There is evidence that thousands of dollars were paid by Russians who purchased Grenadian passports to facilitate the failed Shrimp Farm project in Victoria, St. Mark by the Grenada Sustainable Aquaculture (GSA) Limited Company involving the developer Soren Dawody who has not been seen on the island in several months.
THE NEW TODAY has received documentary proof that the Russians also travelled to St. George’s to collect their passports from the Keith Mitchell-led New National Party (NNP) government which indicated that the state had collected monies as part of the project.
The failed Shrimp Farm venture was highlighted in the recent Al Jazeera documentary about the alleged illegal sale of Diplomatic passports by some Caribbean Prime Ministers to raise funds to finance their election campaigns.
One of the documents points to approval being given to 55 applications by non-nationals seeking Grenadian passports as part of the deal for the Victoria project that never materialised.
A source familiar with the project told this newspaper that there were 57 applications for passports which should have seen EC$7.5 million hitting Government’s Consolidated fund at a local commercial bank.
In addition, the developer should have netted EC$41 million for a project which one of the persons associated with it said would have cost approximately EC$8.1 million to get started in Victoria.
Several months ago Prime Minister Mitchell announced that an inquiry would be done to determine what went wrong with the project since monies were received by the investor to do the project.
As a public service, THE NEW TODAY reproduces two letters obtained in connection with the failed Shrimp farm project involving some of the individuals linked to the initiatives including Russians:
We received Zhelyabovskiy’s, Terekhin’s and Rumiantseva’s Certificates of ownership of Grenada Sustainable Aquaculture Limited company’s shares yesterday, which is great! We thank you very much for that! Could you also send us the extracts from the register of shareholders, please?
We also have several issues unsolved by now. Maximova’s and Yavtushenko’s families have not still get citizenship of Grenada though they had completed all the necessary procedures. Could you, please, clarify the reason? Why? What is going on?
Further, Zhelyabovskiy, Terekhin and Rumiantseva have transfered all the money, they had to, and have gotten the citizenship of Grenada almost a year ago.
According to the Introducer agreement, signed by Viacheslav Zhelyabovskiy as an Introducer and you as a Director of AKROS Consultants Ltd and a Director of GSA, Ltd, each of these three investors were expected to receive $25,000.00 as a rebate to Introducer within 10 business days of the date of issuing of their Certificates of Citizenship.
Although we had been emailing repeatedly to you and Leo, we still have not gotten that money. We would sincerely like to solve this issue according to our arrangements, when each side of the agreement has to do what it promised.

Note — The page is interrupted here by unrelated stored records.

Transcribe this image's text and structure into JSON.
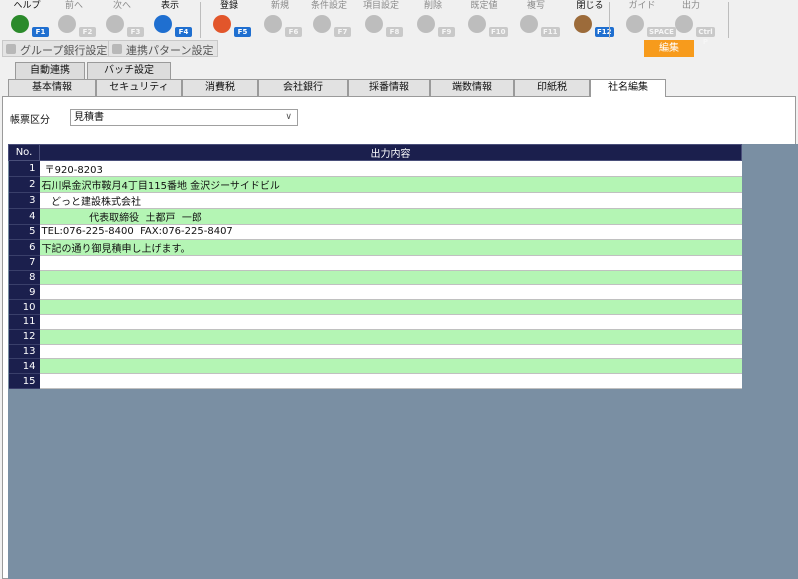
{
  "toolbar": {
    "buttons": [
      {
        "label": "ヘルプ",
        "key": "F1",
        "icon": "help-icon"
      },
      {
        "label": "前へ",
        "key": "F2",
        "icon": "arrow-left-icon"
      },
      {
        "label": "次へ",
        "key": "F3",
        "icon": "arrow-right-icon"
      },
      {
        "label": "表示",
        "key": "F4",
        "icon": "search-icon"
      },
      {
        "label": "登録",
        "key": "F5",
        "icon": "ok-icon"
      },
      {
        "label": "新規",
        "key": "F6",
        "icon": "new-document-icon"
      },
      {
        "label": "条件設定",
        "key": "F7",
        "icon": "filter-icon"
      },
      {
        "label": "項目設定",
        "key": "F8",
        "icon": "item-settings-icon"
      },
      {
        "label": "削除",
        "key": "F9",
        "icon": "trash-icon"
      },
      {
        "label": "既定値",
        "key": "F10",
        "icon": "reset-icon"
      },
      {
        "label": "複写",
        "key": "F11",
        "icon": "copy-icon"
      },
      {
        "label": "閉じる",
        "key": "F12",
        "icon": "close-door-icon"
      },
      {
        "label": "ガイド",
        "key": "SPACE",
        "icon": "guide-bulb-icon"
      },
      {
        "label": "出力",
        "key": "Ctrl P",
        "icon": "print-icon"
      }
    ],
    "sub_buttons": [
      "グループ銀行設定",
      "連携パターン設定"
    ],
    "edit_badge": "編集"
  },
  "tabs_upper": [
    "自動連携",
    "バッチ設定"
  ],
  "tabs_lower": [
    "基本情報",
    "セキュリティ",
    "消費税",
    "会社銀行",
    "採番情報",
    "端数情報",
    "印紙税",
    "社名編集"
  ],
  "active_tab": "社名編集",
  "selector": {
    "label": "帳票区分",
    "value": "見積書"
  },
  "grid": {
    "col_no": "No.",
    "col_content": "出力内容",
    "rows": [
      {
        "no": "1",
        "text": " 〒920-8203"
      },
      {
        "no": "2",
        "text": "石川県金沢市鞍月4丁目115番地 金沢ジーサイドビル"
      },
      {
        "no": "3",
        "text": "   どっと建設株式会社"
      },
      {
        "no": "4",
        "text": "               代表取締役  土都戸  一郎"
      },
      {
        "no": "5",
        "text": "TEL:076-225-8400  FAX:076-225-8407"
      },
      {
        "no": "6",
        "text": "下記の通り御見積申し上げます。"
      },
      {
        "no": "7",
        "text": ""
      },
      {
        "no": "8",
        "text": ""
      },
      {
        "no": "9",
        "text": ""
      },
      {
        "no": "10",
        "text": ""
      },
      {
        "no": "11",
        "text": ""
      },
      {
        "no": "12",
        "text": ""
      },
      {
        "no": "13",
        "text": ""
      },
      {
        "no": "14",
        "text": ""
      },
      {
        "no": "15",
        "text": ""
      }
    ]
  },
  "colors": {
    "accent_blue": "#1f6fd0",
    "header_navy": "#1b1f4d",
    "row_green": "#b4f5b4",
    "edit_orange": "#f79b1c",
    "area_gray_blue": "#7a8fa3"
  }
}
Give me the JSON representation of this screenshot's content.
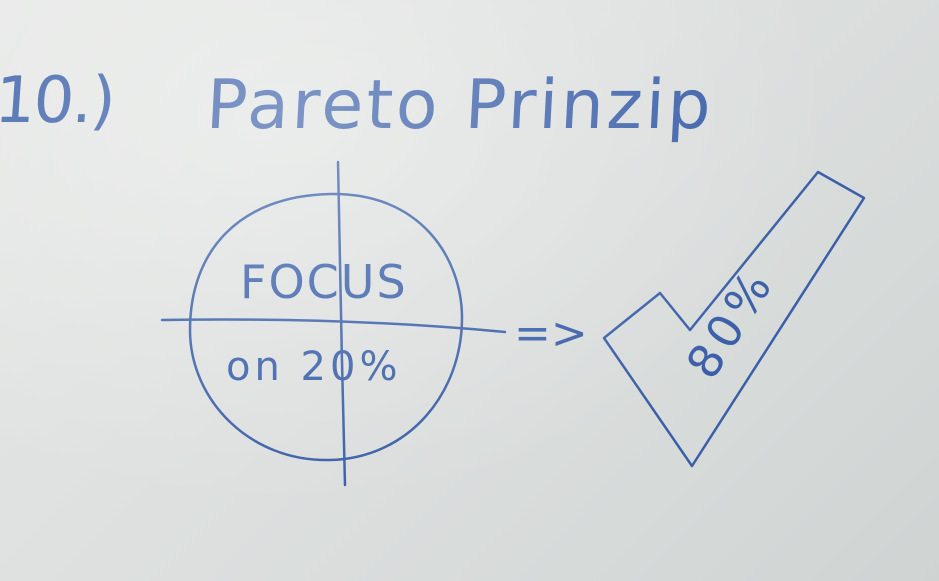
{
  "board": {
    "title_number": "10.)",
    "title_text": "Pareto Prinzip",
    "circle_top_text": "FOCUS",
    "circle_bottom_text": "on 20%",
    "arrow_text": "=>",
    "check_text": "80%"
  },
  "colors": {
    "ink": "#3a5fa8",
    "board": "#dfe2e1"
  },
  "icons": {
    "target_circle": "crosshair-circle-icon",
    "arrow": "implies-arrow-icon",
    "check": "checkmark-icon"
  }
}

We do not want to file a claim with a court, but we will be forced to, if you avoid us and we do not find a solution together.
I look forward to hearing from you soon.
Hi …(name withheld)
We have taken our passports and after that I showed town to my wife. We have been walking more than four hours and feel ourself very tired. Is it suitable for you to have meeting with us tomorrow? What time? Write me please and we will wait you at the reception.
Have a good evening.
GSA was promoting itself as a project that will concentrate on sustainable shrimp farming and was endorsed by the Mitchell-led government as an approved Citizenship by Investment (CBI) Project.
It said in a brochure: “Our environmentally friendly approach to aquaculture can offer significant economic growth in a new industry that will diversify the economy. Our goal for this project at maturity is to substantially add to the Gross Domestic Product (GDP) of Grenada while creating more than 400 new local jobs.
“Grenada Sustainable Aquaculture is building a Recirculating Aquaculture System, also known as RAS or Zero Water System to produce Jumbo, Extra Jumbo and Colossal Shrimp with exquisite flavor, using no antibiotics or chemicals; all the shrimp is natural.
“This production will initially start with Pacific White Shrimp, Litopenaeus vannamei, but may further diversify into other species in the future. The shrimp will be sold to regional resorts, the cruise lines and the booming South American market as well as US distributors to capture part of the growing $20.2 billion dollar US seafood import market.
“This effort will require a total investment of around $39 million. After discussions with the US Overseas Private Investment Corporation (OPIC), our goal is to combine $20 million of investor (Government of Grenada and Principals) and CBI funds, and with up to $19 million of OPIC ﬁnancing, as required, to further compound the return for CBI investors. The proposed plan is tailored to produce a cash ﬂow positive farm in three years, with a minimum return of 6%. Returns will vary somewhat based on the investment phase of the project.